The developers I have met consider technical writing below their pay grade. If you think we are below your pay grade, you need to understand our role and our responsibilities.

What do we offer?

We provide a link between the business and the users by helping users to understand the potential of the product.

Knowledge management

if the knowledge resides in the head of a team member get it out before that head moves on. That knowledge is an asset. A skilled communicator is essential to get this work done.

We create critical information that is subject to an audit.

      • Writers can help with ITIL, security standards ISO27001 with quality, processes and procedures,
      • They can also help marketing teams with collaterals, white papers, marketing materials, etc.
      • They can create newsletters—internal and external.

Who cares? No one reads it anyway!

Try telling that to your customers who spend more time calling your helpdesk. If your documentation is not up to date and compatible with their version, you will hear the complaints loud and clear. There is also in many cases a clause contained in the Ts & Cs which explicitly makes clear the business will provide documentation.

Relax at work!

We don’t get much time to relax because we’re always looking at ways to improve the quality of the documentation. It is not a standstill role. As colleagues overlook us in many stages of the development, the release phase can be daunting due to:

      • Last-minute functionality changes,
      • managing un-realistic situations,
      • unrealistic deadlines,
      • Multitasking—working on other vital projects.

There is a high level of stress factor involved in this profession due to uncommunicative team members and unrealistic expectations whereby managers expect the documentation to be ready and available within a few hours. Sorry, unless you have a mega team of technical writers that will never happen.

Documentation review can wait – development is more important

If that is the case, then you must make documentation an integral part of the software development life cycle (SDLC). It will help to:

      • Include the documentation review in the schedules of the reviewers,
      • return review comments to writers on time,
      • Writers are aware of necessary changes in advance of deadlines to make the required modifications.

People assume technical writers only write and think its an easy job. The importance of technical writing will come when they understand the following:

    • The actual work, a technical writer, does,
      • we utilise other essential skills,
      • the management of multiple issues to enable the completion of a project,
      • the process of documentation is also a process of quality control.

Be aware of your technical writer(s) and what they do to make you look good.

Do technical writers work?

A technical writer performs many other tasks and related activities as a part of the documentation process:

      • Multitask: work on multiple projects at different stages of completion,
        • Organise: keep projects to prioritise the work,
        • Be patient: deal with deadlines,
        • Manage: track multiple documents and content,
        • Training: train staff in communication and writing skills.

An SME can do the job just as well

That is debatable:
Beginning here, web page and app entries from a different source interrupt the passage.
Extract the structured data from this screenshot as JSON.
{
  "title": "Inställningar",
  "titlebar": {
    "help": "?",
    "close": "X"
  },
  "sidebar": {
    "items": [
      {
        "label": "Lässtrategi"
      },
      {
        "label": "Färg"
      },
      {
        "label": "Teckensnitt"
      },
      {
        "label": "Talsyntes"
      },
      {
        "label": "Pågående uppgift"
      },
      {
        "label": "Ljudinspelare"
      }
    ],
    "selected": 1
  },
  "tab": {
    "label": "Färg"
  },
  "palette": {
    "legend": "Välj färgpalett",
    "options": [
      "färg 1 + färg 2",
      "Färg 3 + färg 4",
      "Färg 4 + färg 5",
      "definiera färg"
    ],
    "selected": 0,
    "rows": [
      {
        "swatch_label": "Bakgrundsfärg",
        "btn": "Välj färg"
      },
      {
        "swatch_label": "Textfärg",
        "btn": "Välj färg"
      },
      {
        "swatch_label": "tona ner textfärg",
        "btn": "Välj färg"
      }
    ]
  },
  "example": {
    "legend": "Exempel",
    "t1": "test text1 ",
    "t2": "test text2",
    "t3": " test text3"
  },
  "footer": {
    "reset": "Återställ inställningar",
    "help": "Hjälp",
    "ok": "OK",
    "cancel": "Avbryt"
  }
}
      • An SME rarely has time to produce the documentation and has other priorities,
        • your SME may be a good writer, but that does not an excellent technical writer make,
        • they leave gaps in the content because they don’t think it is worth a mention.
        • If so, a technical writer will revisit the documentation and test for gaps and add the missing content,
        • professional technical writers are:
          • more efficient,  
          • produce high-quality documentation,
          • structure documents for consistency,
          • design easy to use information, and
          • perform other related writing activities.

My advice, take technical writers seriously, and everyone will be happy.